127 Hours Moview

The movie 127 Hours is about how the instinctual drive to survive is usurped when faced with a life or death situation. The music pulsing in the background at the beginning of the movie is in harmony with this ideology, a chorus sung with the words, “There must be some chemical in our brain that makes us different from animals”, with background singers harmonizing an antithesis, “makes us all the same.” That thread of sameness, although we are different, is the will to survive when faced with the reality of death. 

127 Hours is about a mountain climber, Aron Ralston, who decides to go to an isolated canyon in Utah without telling anyone where he was going. During the trip he becomes trapped, his hand wedged between a canyon wall and a boulder that refuses to budge. In order to survive Aron does the unthinkable, but in the process makes important self discoveries about the importance of family, friends and his present experience. 

From the beginning of the movie we are introduced to a string of scenes that involve constant movement and individualism. Aron Ralston, who is the quintessential individualist who can do everything on his own, man as island; grabs his knapsack, water and food, and just misses reaching for his Swiss Army knife. As he leaves for his trip we hear remnants of his sister leaving a voice message asking Aron to call their mom, Aron leaves without following through.

The theme of constant movement  and individualism also comes through in scenes of Aron driving carefree on the highway, in the middle of the night, him shouting, “It’s me, the music, and the night, love it!” Or when he befriends two hitchhikers and together they squeeze through canyon walls. One of the girls expresses her fears of the walls moving, these fears are squashed by her friend who claims, “They’ve been here for millions of years they are not going to move.” Aron jokingly concludes, “Sure they will...everything’s moving all the time,” he would later find out the truth of this statement made in jest.  
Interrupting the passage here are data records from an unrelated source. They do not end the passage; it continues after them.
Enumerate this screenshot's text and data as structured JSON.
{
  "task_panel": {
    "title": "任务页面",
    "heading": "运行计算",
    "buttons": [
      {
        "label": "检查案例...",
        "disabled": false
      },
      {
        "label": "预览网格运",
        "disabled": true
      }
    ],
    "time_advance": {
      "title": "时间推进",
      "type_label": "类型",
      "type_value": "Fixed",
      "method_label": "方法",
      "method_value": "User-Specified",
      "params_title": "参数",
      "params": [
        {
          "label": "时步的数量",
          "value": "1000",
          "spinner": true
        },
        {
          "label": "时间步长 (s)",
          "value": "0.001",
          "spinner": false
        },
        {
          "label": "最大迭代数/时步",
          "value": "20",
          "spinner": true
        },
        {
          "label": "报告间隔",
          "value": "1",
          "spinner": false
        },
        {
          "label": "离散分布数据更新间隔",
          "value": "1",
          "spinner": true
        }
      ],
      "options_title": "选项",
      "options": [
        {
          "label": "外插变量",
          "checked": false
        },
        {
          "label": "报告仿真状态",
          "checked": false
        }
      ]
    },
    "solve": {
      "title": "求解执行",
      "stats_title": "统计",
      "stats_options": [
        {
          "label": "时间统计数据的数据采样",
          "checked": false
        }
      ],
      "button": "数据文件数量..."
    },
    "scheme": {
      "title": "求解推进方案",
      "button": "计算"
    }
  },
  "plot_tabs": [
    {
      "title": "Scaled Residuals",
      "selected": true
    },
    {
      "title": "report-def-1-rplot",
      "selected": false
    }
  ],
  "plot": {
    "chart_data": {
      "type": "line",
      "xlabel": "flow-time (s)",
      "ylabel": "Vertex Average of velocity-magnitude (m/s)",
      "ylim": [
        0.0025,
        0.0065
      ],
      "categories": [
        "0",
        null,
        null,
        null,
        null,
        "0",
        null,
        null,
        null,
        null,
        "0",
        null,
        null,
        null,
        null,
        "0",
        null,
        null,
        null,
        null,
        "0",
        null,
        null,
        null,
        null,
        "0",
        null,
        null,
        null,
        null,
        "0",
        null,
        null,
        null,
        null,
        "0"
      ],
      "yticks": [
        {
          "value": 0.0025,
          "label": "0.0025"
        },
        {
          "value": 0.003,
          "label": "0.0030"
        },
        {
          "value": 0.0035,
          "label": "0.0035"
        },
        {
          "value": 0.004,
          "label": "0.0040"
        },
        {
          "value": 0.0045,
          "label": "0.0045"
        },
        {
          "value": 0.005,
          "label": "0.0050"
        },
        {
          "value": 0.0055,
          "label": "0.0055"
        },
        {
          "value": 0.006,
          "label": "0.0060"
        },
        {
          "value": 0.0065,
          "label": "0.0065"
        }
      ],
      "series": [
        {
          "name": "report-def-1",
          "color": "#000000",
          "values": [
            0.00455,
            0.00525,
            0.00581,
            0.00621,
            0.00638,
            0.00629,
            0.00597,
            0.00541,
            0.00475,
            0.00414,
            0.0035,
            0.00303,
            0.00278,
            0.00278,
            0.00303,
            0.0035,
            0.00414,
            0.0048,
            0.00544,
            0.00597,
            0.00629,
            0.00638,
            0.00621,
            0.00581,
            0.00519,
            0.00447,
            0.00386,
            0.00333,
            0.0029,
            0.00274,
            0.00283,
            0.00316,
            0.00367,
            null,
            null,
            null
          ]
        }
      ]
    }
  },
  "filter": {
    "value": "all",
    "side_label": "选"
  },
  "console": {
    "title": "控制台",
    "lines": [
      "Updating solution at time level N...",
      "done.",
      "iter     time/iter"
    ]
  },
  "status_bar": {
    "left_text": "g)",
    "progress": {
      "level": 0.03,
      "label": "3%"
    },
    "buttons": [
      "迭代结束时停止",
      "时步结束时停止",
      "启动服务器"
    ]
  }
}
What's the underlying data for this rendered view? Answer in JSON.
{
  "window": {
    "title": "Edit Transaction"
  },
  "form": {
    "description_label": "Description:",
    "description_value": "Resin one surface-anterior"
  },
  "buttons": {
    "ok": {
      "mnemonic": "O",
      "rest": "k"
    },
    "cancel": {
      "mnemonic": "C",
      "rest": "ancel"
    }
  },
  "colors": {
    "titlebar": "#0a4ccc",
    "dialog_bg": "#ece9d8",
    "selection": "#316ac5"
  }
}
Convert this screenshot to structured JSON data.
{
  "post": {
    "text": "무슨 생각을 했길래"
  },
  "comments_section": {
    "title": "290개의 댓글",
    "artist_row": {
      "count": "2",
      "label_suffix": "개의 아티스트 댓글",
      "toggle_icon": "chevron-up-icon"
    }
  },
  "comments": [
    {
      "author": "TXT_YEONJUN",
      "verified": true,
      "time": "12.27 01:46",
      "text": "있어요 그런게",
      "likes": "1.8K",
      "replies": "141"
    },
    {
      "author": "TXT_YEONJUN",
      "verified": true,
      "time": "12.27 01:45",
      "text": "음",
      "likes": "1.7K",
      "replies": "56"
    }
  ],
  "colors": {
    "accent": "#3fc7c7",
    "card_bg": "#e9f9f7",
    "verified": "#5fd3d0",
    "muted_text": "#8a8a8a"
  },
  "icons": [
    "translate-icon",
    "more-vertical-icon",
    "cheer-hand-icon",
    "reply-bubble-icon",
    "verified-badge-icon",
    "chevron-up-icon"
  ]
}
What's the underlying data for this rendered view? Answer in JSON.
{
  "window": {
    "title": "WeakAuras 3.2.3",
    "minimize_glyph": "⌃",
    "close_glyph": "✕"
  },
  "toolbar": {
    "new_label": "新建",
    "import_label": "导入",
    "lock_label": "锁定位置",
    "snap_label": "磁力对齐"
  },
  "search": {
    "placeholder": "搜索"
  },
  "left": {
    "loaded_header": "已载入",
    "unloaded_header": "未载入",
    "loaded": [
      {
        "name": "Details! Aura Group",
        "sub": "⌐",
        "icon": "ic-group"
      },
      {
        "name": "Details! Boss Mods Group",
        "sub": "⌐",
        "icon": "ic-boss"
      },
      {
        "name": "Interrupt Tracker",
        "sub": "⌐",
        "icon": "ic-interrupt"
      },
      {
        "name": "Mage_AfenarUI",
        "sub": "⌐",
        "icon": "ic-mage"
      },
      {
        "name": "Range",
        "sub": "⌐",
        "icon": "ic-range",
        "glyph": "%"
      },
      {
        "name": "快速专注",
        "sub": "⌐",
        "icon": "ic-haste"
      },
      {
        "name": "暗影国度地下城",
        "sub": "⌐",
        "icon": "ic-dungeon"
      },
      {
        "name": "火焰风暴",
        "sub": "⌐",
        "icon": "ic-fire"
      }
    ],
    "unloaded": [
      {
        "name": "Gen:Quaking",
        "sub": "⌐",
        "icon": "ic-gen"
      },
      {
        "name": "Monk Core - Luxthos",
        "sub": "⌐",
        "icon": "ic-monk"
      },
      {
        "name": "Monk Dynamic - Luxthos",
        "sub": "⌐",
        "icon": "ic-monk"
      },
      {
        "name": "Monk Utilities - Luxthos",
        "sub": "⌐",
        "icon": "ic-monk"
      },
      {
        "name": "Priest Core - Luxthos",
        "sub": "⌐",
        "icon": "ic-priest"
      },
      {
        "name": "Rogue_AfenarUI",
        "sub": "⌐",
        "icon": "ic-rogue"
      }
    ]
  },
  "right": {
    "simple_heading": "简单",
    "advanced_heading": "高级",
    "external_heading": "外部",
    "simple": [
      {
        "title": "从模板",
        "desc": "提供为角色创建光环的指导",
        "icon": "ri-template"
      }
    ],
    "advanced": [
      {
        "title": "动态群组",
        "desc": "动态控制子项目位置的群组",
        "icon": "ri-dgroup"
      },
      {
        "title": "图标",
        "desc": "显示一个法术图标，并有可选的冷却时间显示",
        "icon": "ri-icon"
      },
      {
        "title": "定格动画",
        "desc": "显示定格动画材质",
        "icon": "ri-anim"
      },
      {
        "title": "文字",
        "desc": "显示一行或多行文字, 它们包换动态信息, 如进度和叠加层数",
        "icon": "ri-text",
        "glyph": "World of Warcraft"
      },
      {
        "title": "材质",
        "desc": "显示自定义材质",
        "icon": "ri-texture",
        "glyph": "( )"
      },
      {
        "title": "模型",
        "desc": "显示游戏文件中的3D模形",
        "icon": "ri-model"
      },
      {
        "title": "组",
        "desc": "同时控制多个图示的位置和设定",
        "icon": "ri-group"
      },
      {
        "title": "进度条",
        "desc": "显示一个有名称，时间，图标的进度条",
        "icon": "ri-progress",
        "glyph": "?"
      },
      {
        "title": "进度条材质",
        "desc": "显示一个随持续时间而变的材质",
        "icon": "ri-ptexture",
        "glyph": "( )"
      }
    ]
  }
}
Silence ensues and movement stops instantly at the very moment that the bolder traps Aron. Broken only after a few minutes wherein Aron’s instinctual spirit is usurped and you are met with the cry of the wild, man as animal. At this point and onward you are able to see the genius of the sound engineers of this movie. Nuanced sounds such as swallowing, drinking, licking the lips, blowing, and slight movements are so magnified that they come to life.

The cinematography of the movie is also outstanding. The close-ups of dripping water in the beginning, probably a foreshadowing of its future scarcity, and the shots of the innards of objects is unique. The close-up personal shots throughout the movie of Aron (James Franco) are very intimate; you feel, taste, smell, hear and experience every moment with Aron. The interweaving of the flashbacks, dreams, and premonitions into the plot were very organic and did not interrupt the flow of the scenes.

My only criticism is that is was hard to tell throughout the movie the differences between what was a dream, what was a memory and what was a premonition. However, this may actually be a strength of the movie, as it demonstrates authenticity. When you have not had food and proper water for several days everything in your mind collides and weaves together, even hallucinations form the fabric of your memories and dreams making distinction difficult.

127 Hours reflects the importance of family, friends, and the community. No man is an island. More importantly, it demonstrates that the instinctual drive to survive is in all of us and it is powerful. Even more importantly, it examines how our experiences in life can propel us to action and a life better lived.

Movie Trailer: 127 Hours